In our old higgledy-piggledy house in Barrackpore, there was a chileykotha (attic), built atop the bathroom on the first-floor landing. Unlike today’s lofts, which are prosaic tiny spaces atop bathrooms/kitchens where every manner of rubbish is hidden behind closed doors, our chileykotha was a full-fledged room (in length and breadth, if not in height) of wonderful secrets accessible only to us children (because adults had to crane their heads very uncomfortably to stand in that low-ceilinged chamber).
And there were no doors barring our entry, either. We had to climb on to the huge black bookcase-bureau in the drawing room and lift ourselves behind rose-patterned curtains to enter the attic (the unplanned rooms of our house would horrify any architect).
And what an attic it was! Full of stuff that spelt history, wove magic to us as we poked and pried, discovering treasures abandoned by matter-of-fact adults.
There was an old sofa with its cover torn and springs broken, a perfect place for a secret meeting (of us cousins pretending to be detectives, referencing Enid Blyton – that stirrer of fantasies) or a solitary cry-my-heart-out (emerging with tell-tale eyes as red as the roses on the attic-curtain).

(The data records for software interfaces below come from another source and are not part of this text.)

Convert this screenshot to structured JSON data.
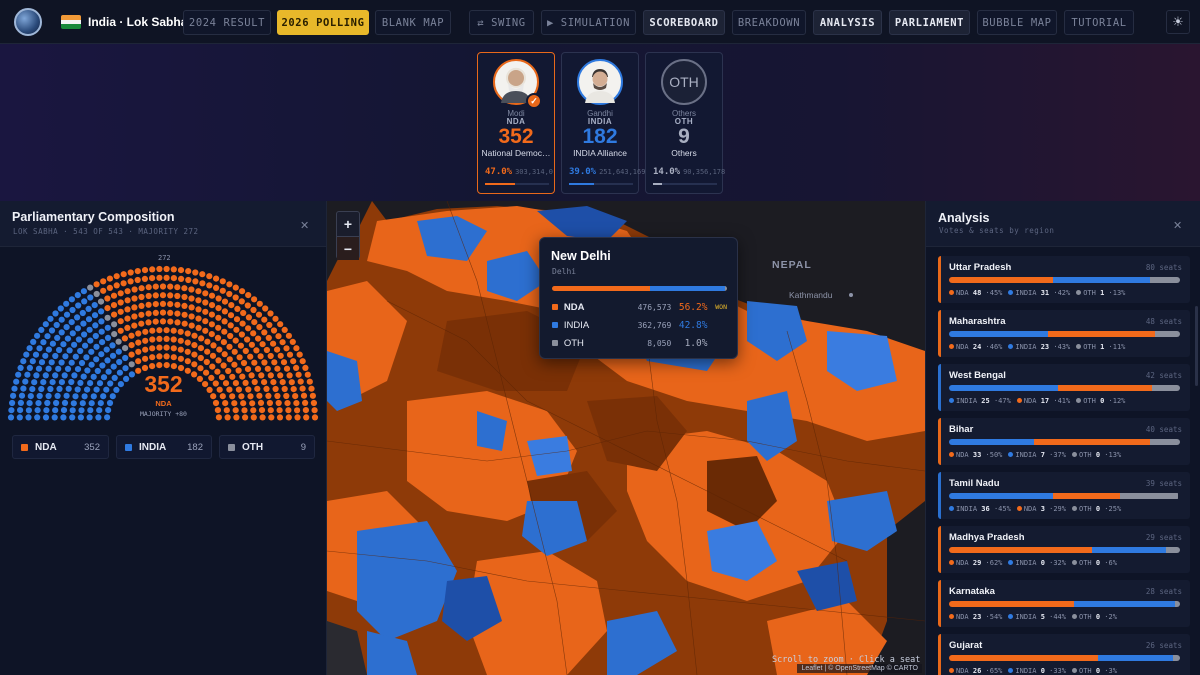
{
  "header": {
    "country": "India · Lok Sabha",
    "nav": [
      "2024 RESULT",
      "2026 POLLING",
      "BLANK MAP",
      "⇄ SWING",
      "▶ SIMULATION",
      "SCOREBOARD",
      "BREAKDOWN",
      "ANALYSIS",
      "PARLIAMENT",
      "BUBBLE MAP",
      "TUTORIAL"
    ],
    "active": "2026 POLLING"
  },
  "scoreboard": [
    {
      "leader": "Modi",
      "party": "NDA",
      "seats": "352",
      "name": "National Democ…",
      "pct": "47.0%",
      "votes": "303,314,0",
      "color": "#f26a1b",
      "winner": true
    },
    {
      "leader": "Gandhi",
      "party": "INDIA",
      "seats": "182",
      "name": "INDIA Alliance",
      "pct": "39.0%",
      "votes": "251,643,169",
      "color": "#2f7ae0",
      "winner": false
    },
    {
      "leader": "Others",
      "party": "OTH",
      "seats": "9",
      "name": "Others",
      "pct": "14.0%",
      "votes": "90,356,178",
      "color": "#8a8f9c",
      "winner": false,
      "badge": "OTH"
    }
  ],
  "parliament": {
    "title": "Parliamentary Composition",
    "subtitle": "LOK SABHA · 543 OF 543 · MAJORITY 272",
    "majority_mark": "272",
    "center_seats": "352",
    "center_party": "NDA",
    "center_note": "MAJORITY +80",
    "legend": [
      {
        "name": "NDA",
        "count": "352",
        "color": "#f26a1b"
      },
      {
        "name": "INDIA",
        "count": "182",
        "color": "#2f7ae0"
      },
      {
        "name": "OTH",
        "count": "9",
        "color": "#8a8f9c"
      }
    ]
  },
  "map": {
    "zoom_in": "+",
    "zoom_out": "−",
    "country_label": "NEPAL",
    "city_label": "Kathmandu",
    "hint": "Scroll to zoom · Click a seat",
    "attribution": "Leaflet | © OpenStreetMap © CARTO",
    "tooltip": {
      "title": "New Delhi",
      "subtitle": "Delhi",
      "won_label": "WON",
      "rows": [
        {
          "party": "NDA",
          "votes": "476,573",
          "pct": "56.2%",
          "color": "#f26a1b",
          "won": true
        },
        {
          "party": "INDIA",
          "votes": "362,769",
          "pct": "42.8%",
          "color": "#2f7ae0",
          "won": false
        },
        {
          "party": "OTH",
          "votes": "8,050",
          "pct": "1.0%",
          "color": "#8a8f9c",
          "won": false
        }
      ]
    }
  },
  "analysis": {
    "title": "Analysis",
    "subtitle": "Votes & seats by region",
    "regions": [
      {
        "name": "Uttar Pradesh",
        "seats": "80 seats",
        "lead": "nda",
        "bar": [
          0.45,
          0.42,
          0.13
        ],
        "order": [
          "nda",
          "india",
          "oth"
        ],
        "legend": [
          [
            "NDA",
            "48",
            "45%"
          ],
          [
            "INDIA",
            "31",
            "42%"
          ],
          [
            "OTH",
            "1",
            "13%"
          ]
        ]
      },
      {
        "name": "Maharashtra",
        "seats": "48 seats",
        "lead": "nda",
        "bar": [
          0.46,
          0.43,
          0.11
        ],
        "order": [
          "india",
          "nda",
          "oth"
        ],
        "legend": [
          [
            "NDA",
            "24",
            "46%"
          ],
          [
            "INDIA",
            "23",
            "43%"
          ],
          [
            "OTH",
            "1",
            "11%"
          ]
        ]
      },
      {
        "name": "West Bengal",
        "seats": "42 seats",
        "lead": "india",
        "bar": [
          0.41,
          0.47,
          0.12
        ],
        "order": [
          "india",
          "nda",
          "oth"
        ],
        "legend": [
          [
            "INDIA",
            "25",
            "47%"
          ],
          [
            "NDA",
            "17",
            "41%"
          ],
          [
            "OTH",
            "0",
            "12%"
          ]
        ]
      },
      {
        "name": "Bihar",
        "seats": "40 seats",
        "lead": "nda",
        "bar": [
          0.5,
          0.37,
          0.13
        ],
        "order": [
          "india",
          "nda",
          "oth"
        ],
        "legend": [
          [
            "NDA",
            "33",
            "50%"
          ],
          [
            "INDIA",
            "7",
            "37%"
          ],
          [
            "OTH",
            "0",
            "13%"
          ]
        ]
      },
      {
        "name": "Tamil Nadu",
        "seats": "39 seats",
        "lead": "india",
        "bar": [
          0.29,
          0.45,
          0.25
        ],
        "order": [
          "india",
          "nda",
          "oth"
        ],
        "legend": [
          [
            "INDIA",
            "36",
            "45%"
          ],
          [
            "NDA",
            "3",
            "29%"
          ],
          [
            "OTH",
            "0",
            "25%"
          ]
        ]
      },
      {
        "name": "Madhya Pradesh",
        "seats": "29 seats",
        "lead": "nda",
        "bar": [
          0.62,
          0.32,
          0.06
        ],
        "order": [
          "nda",
          "india",
          "oth"
        ],
        "legend": [
          [
            "NDA",
            "29",
            "62%"
          ],
          [
            "INDIA",
            "0",
            "32%"
          ],
          [
            "OTH",
            "0",
            "6%"
          ]
        ]
      },
      {
        "name": "Karnataka",
        "seats": "28 seats",
        "lead": "nda",
        "bar": [
          0.54,
          0.44,
          0.02
        ],
        "order": [
          "nda",
          "india",
          "oth"
        ],
        "legend": [
          [
            "NDA",
            "23",
            "54%"
          ],
          [
            "INDIA",
            "5",
            "44%"
          ],
          [
            "OTH",
            "0",
            "2%"
          ]
        ]
      },
      {
        "name": "Gujarat",
        "seats": "26 seats",
        "lead": "nda",
        "bar": [
          0.65,
          0.33,
          0.03
        ],
        "order": [
          "nda",
          "india",
          "oth"
        ],
        "legend": [
          [
            "NDA",
            "26",
            "65%"
          ],
          [
            "INDIA",
            "0",
            "33%"
          ],
          [
            "OTH",
            "0",
            "3%"
          ]
        ]
      }
    ]
  },
  "colors": {
    "nda": "#f26a1b",
    "india": "#2f7ae0",
    "oth": "#8a8f9c",
    "accent": "#e8b82a"
  }
}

There was a stack of framed pictures with broken glasses, each a testimonial to the artistic talents of my father, uncles, grand-uncles and other cousins, each relegated to the attic as better (and newer) pictures were painted and framed and hung up on more-viewed walls.
There were many many rusted iron trunks, full of dusty delights. Moth-eaten velvet bags holding mystery-histories, tattered silk clothes to dress up our fancies, bent-and-chipped utensils for our make-believe kitchen…
…and, most excitingly, there was a whole trunk-full of handwritten family-magazines. These magazines had been written in the late nineteenth and early twentieth century by members of my father’s huge joint-family in Naogaon in what-was-then East Bengal (now Bangladesh); each poem, essay, witticism neatly calligraphed (is that the right verb?) between bound covers. There were contributions by my uncles, granduncles and other hoary ancestors who I never knew except by our common surname. This treasure-trove of family history and familiar literature had travelled all the way to Barrackpore, surviving the toss-and-turn-and-trauma of the Partition and had found its way into our chileykotha. Not all the editions were there, of course, some must have travelled with other members of the family when they parted ways after the Partition of Bengal.
I spent hours and hours poring over the fading ink on the sepia pages, not caring about the uneven literary merit of the writings, thrilled only to be able to literally touch my family’s past.
DO YOU REMEMBER ANY SUCH ROOM ESPECIALLY FULL OF WONDERFUL SECRETS?